“Unlearning the Myths That Bind Us” by Linda Christensen
In Christensen’s article “Unlearning the Myths That Bind Us,” she argues that our society, especially the young, are persuaded and culturally corrupted by the media’s representation of specific stereotypes.
Christensen makes a strong point that the media gives a “secret education” to our children. This education of stereotyping and the delivery of unhealthy messages that the media is permeating into young minds starts very early and confirms the ‘myth” about people who are “different. ” As much as we, as society, want to ignore this truth , and “stay ignorant about them and happy” we must understand that the role of women, men, people of color, and heavy people are blatantly being negatively depicted in all forms of the media.
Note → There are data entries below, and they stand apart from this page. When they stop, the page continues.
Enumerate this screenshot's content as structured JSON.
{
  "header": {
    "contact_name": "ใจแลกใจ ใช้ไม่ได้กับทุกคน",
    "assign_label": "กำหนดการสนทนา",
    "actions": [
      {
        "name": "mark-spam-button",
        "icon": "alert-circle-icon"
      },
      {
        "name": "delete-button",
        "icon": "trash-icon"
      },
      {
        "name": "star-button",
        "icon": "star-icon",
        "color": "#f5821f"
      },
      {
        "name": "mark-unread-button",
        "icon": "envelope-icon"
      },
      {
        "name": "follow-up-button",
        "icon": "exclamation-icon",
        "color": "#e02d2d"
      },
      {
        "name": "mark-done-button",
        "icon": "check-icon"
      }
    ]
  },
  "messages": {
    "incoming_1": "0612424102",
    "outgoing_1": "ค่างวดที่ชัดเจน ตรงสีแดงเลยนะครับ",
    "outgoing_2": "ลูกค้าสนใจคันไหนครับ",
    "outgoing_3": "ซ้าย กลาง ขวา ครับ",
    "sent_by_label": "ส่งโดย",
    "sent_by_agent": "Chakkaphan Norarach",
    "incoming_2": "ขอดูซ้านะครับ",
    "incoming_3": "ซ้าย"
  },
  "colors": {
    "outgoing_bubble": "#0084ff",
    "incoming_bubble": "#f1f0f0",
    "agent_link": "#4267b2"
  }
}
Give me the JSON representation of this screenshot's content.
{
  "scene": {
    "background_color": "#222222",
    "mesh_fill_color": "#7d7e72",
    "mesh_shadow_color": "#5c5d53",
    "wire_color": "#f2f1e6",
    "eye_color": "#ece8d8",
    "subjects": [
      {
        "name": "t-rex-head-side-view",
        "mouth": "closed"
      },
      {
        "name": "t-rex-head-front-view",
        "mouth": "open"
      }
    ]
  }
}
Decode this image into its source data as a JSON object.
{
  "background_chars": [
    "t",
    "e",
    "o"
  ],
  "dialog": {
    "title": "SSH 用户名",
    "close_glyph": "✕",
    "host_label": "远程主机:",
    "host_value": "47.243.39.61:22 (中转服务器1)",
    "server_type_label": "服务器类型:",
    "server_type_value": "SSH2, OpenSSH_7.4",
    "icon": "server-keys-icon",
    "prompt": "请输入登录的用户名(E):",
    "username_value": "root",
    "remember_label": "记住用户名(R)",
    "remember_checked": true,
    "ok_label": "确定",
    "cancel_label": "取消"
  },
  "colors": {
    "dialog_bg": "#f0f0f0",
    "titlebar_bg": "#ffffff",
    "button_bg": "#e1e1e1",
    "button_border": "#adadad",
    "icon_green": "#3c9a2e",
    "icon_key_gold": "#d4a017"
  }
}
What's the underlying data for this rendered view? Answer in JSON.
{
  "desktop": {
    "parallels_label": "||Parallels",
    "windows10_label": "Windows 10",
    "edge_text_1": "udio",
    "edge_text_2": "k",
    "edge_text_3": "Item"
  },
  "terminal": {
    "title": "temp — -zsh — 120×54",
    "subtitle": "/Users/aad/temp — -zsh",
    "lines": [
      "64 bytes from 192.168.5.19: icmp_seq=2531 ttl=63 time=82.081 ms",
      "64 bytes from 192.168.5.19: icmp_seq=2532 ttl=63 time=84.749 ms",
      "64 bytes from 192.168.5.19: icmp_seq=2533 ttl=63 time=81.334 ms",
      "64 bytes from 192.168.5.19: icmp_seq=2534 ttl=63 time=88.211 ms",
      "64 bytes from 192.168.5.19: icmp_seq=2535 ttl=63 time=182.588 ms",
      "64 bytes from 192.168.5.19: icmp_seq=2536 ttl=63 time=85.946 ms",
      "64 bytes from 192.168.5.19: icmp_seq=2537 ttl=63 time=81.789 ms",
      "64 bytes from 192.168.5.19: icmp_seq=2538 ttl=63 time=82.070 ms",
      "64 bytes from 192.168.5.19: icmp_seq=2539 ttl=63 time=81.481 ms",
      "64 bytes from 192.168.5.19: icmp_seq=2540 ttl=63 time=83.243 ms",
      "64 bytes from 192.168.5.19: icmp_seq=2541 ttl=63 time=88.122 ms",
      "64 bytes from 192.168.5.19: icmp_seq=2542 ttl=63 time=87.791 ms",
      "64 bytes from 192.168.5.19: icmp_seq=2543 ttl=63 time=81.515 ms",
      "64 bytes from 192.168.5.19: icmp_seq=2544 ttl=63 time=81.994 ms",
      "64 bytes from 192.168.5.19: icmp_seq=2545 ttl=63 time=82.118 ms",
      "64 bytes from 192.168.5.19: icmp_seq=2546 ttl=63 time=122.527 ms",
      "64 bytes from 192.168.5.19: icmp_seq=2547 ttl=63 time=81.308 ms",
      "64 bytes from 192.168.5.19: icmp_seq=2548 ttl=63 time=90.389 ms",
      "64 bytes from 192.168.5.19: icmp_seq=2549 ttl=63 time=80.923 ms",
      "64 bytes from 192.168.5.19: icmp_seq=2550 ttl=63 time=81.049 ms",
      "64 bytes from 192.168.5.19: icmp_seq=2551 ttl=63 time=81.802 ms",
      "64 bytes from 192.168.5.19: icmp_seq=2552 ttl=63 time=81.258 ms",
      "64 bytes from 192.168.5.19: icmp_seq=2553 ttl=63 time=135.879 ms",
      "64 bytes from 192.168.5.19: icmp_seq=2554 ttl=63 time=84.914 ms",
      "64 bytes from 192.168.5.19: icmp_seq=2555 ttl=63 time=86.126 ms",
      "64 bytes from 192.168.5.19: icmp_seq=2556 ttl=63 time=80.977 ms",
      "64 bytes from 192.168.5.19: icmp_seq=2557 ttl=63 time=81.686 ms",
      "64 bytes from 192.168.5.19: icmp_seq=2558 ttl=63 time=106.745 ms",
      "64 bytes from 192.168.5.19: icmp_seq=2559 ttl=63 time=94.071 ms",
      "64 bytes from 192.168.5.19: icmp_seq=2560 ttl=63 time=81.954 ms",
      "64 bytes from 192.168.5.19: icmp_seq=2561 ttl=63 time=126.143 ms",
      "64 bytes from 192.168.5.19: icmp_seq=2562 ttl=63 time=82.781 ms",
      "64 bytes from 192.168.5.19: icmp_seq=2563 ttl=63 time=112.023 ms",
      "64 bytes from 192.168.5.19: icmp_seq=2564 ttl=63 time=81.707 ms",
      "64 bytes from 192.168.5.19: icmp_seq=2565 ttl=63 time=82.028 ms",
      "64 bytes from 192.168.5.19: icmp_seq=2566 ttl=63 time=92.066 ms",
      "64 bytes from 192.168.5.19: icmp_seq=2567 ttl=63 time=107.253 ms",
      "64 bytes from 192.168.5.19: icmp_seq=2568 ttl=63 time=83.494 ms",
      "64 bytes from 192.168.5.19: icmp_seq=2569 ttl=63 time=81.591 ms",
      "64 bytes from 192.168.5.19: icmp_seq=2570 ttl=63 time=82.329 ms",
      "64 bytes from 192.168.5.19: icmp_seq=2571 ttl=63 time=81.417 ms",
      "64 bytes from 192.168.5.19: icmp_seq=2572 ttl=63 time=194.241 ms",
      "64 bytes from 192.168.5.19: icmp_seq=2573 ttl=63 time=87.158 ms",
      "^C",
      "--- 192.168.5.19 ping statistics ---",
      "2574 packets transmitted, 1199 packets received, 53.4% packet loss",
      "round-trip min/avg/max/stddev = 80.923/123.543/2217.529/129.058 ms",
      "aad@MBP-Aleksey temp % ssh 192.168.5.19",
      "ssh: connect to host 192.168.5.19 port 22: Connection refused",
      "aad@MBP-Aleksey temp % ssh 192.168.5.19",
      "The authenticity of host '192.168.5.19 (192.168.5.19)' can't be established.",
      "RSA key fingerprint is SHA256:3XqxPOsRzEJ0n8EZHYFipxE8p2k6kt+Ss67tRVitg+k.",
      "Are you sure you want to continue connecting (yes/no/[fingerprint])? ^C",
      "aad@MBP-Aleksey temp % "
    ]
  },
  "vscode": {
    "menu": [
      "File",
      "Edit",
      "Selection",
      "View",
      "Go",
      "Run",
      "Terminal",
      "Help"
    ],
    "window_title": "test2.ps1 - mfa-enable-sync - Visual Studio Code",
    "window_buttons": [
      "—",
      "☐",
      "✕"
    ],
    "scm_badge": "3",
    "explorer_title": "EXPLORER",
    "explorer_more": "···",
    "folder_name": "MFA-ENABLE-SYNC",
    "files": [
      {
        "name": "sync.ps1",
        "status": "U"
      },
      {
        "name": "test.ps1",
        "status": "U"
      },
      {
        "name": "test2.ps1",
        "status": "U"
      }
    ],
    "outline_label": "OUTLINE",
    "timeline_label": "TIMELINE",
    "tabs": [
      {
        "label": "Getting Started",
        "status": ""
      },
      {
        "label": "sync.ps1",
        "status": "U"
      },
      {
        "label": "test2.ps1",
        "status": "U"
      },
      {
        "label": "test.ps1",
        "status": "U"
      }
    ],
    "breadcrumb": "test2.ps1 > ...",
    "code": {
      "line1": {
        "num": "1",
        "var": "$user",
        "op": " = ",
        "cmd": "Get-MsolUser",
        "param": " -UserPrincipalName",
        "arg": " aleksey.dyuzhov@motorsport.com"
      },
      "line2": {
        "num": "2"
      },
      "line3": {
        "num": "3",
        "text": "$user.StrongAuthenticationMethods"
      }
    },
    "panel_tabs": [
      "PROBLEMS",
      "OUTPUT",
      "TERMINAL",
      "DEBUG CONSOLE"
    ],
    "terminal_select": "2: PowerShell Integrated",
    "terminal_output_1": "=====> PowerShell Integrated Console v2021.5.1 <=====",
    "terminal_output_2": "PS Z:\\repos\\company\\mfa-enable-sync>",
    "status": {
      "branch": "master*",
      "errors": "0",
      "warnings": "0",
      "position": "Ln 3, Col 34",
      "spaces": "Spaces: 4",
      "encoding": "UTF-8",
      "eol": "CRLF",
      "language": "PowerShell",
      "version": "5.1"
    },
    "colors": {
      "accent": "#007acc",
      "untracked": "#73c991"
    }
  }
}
Shockingly, even in the innocent venue of the cartoons our young kids watch. Cartoons like Daffy Duck, who portray women as sexy, voluptuous characters to “look” at, and in Popeye in which Christiansen recalls an episode that depicts Popeye dragging Olive Oyl through the desert by a dog collar. She argues that this representation disrespects women and encourages racism. Other venues include Disney movies that are notorious for portraying white America as the heroes and heroines. Her articles also discusses that young people, especially young girls, are given a distorted view of reality as a result of the media’s influence. This leads to unhealthy messages and prejudice views and conceptions. Two specific distorted myths: “Happiness means getting a man, and transformation from wretched condition can be achieved through consumption, in their case, through new closes and new hairstyle.” These myths add to the unrealistic idea of happiness.Discussion Point: In what ways is parental influence to blame for the "Myths that Bind Us."